What is a craniofacial anomaly?
Craniofacial anomalies are deformities that affect a child’s head and facial bones. These disorders are typically present at birth (congenital) and can range from mild to severe.
Common craniofacial anomalies include:
- cleft lip and palate: a separation in the lip and the palate
- craniosynostosis: premature closure of the soft spots in an infant’s skull
- hemifacial microsomia: a condition in which the tissues on one side of the face are underdeveloped
- vascular malformation: an abnormal growth composed of blood vessels
- hemangioma: a benign tumor that causes a red birthmark
Craniofacial Anomalies | Symptoms & Causes
What are the symptoms of a craniofacial anomaly?
Symptoms of craniofacial anomalies vary by condition. Our doctors can help you understand your child’s symptoms.
What causes a craniofacial anomaly?
Most medical professionals agree that there is no single cause of these types of abnormalities. Instead, many factors may contribute to their development, including the following:
- Genetics: Your child may have received a particular gene or combination of genes from one or both parents, or the genes may have changed at the time of conception. These situations can result in a craniofacial anomaly.
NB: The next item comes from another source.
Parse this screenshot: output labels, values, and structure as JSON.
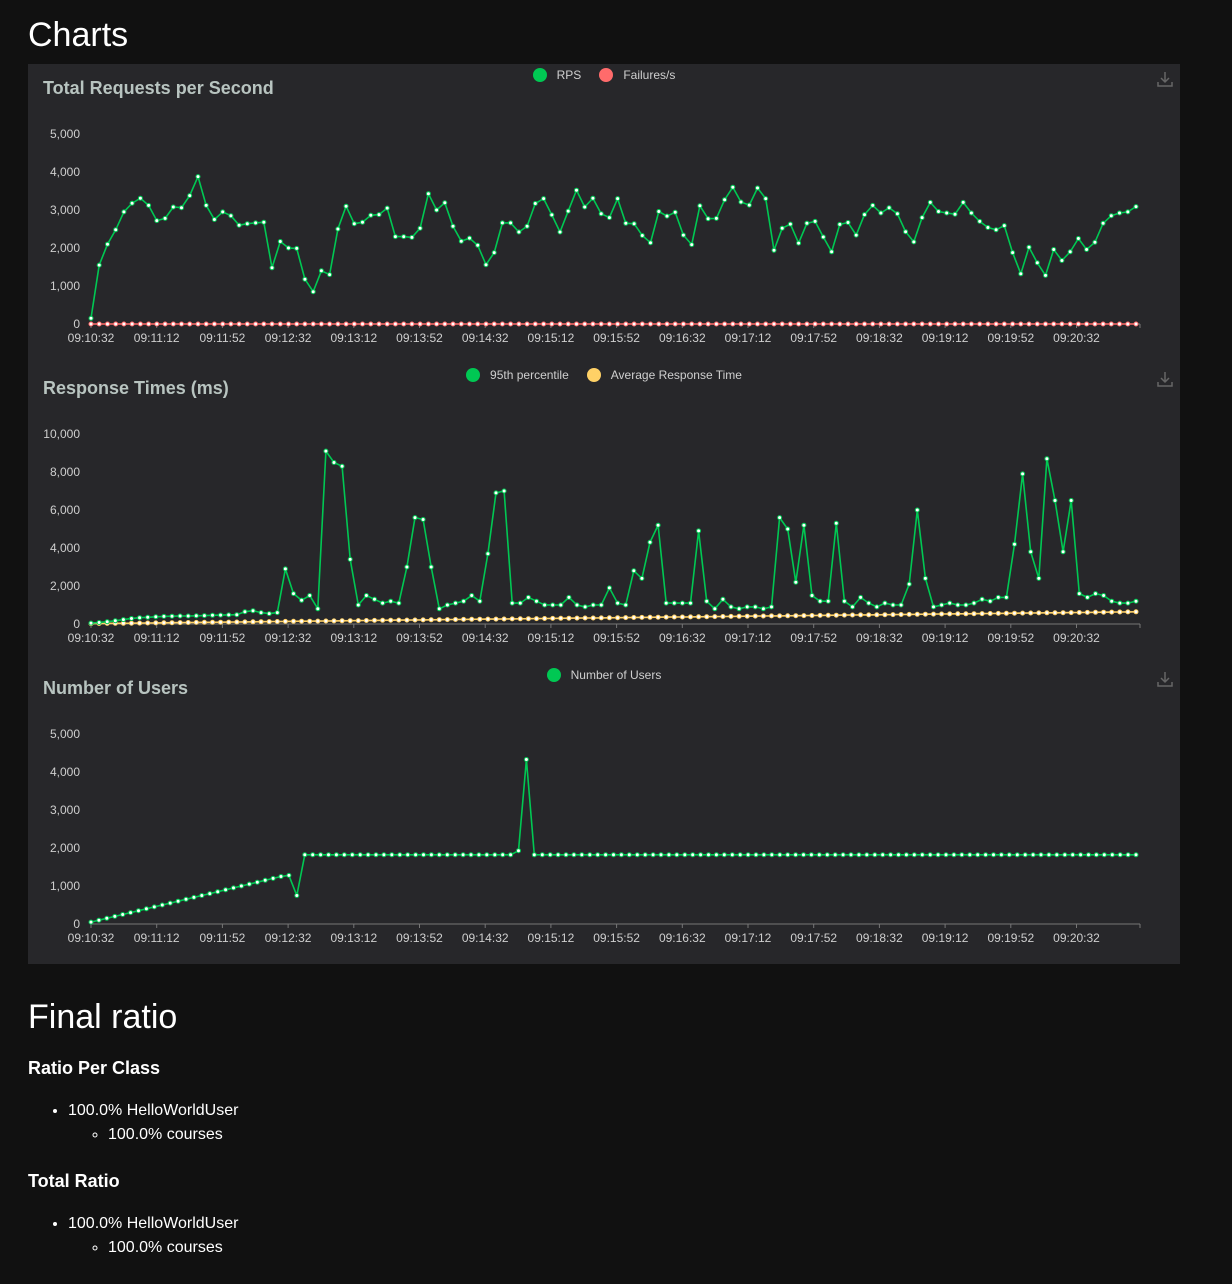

- Environmental: We don’t currently have data that shows a direct correlation between exposures to certain drugs or chemicals and craniofacial anomalies. However, your doctor may still ask you about any prenatal exposures to these substances.
- Folic acid deficiency: Folic acid is a B vitamin found in leafy green vegetables, orange juice, fortified breakfast cereals, and enriched grain products. Studies have shown that women who do not get sufficient folic acid during pregnancy may be at higher risk of having a baby with certain congenital anomalies, including cleft lip or cleft palate.
Craniofacial Anomalies | Diagnosis & Treatments
How are craniofacial anomalies diagnosed?
Your child’s doctor may diagnose a craniofacial anomaly at birth or during the first few months of life. Sometimes, these deformities can be identified before birth with a prenatal ultrasound.
What are the treatment options for craniofacial anomalies?
Treatment for craniofacial anomalies depends on the individual condition. If your child’s deformity worsens or fails to improve after a trial of mechanical adjustments, you should consider contacting a pediatric neurosurgeon, a general neurosurgeon with expertise in pediatrics or a craniofacial surgeon or craniofacial anomalies team.
How we care for craniofacial anomalies
The Cleft and Craniofacial Center at Boston Children’s Hospital provides a team approach to the evaluation, diagnosis, and treatment of children and adults with craniofacial deformities. If your child has a craniofacial anomaly, our doctors can help. Each year, our specialists treat more than 500 patients, making our program one of the most experienced programs of its type in the country.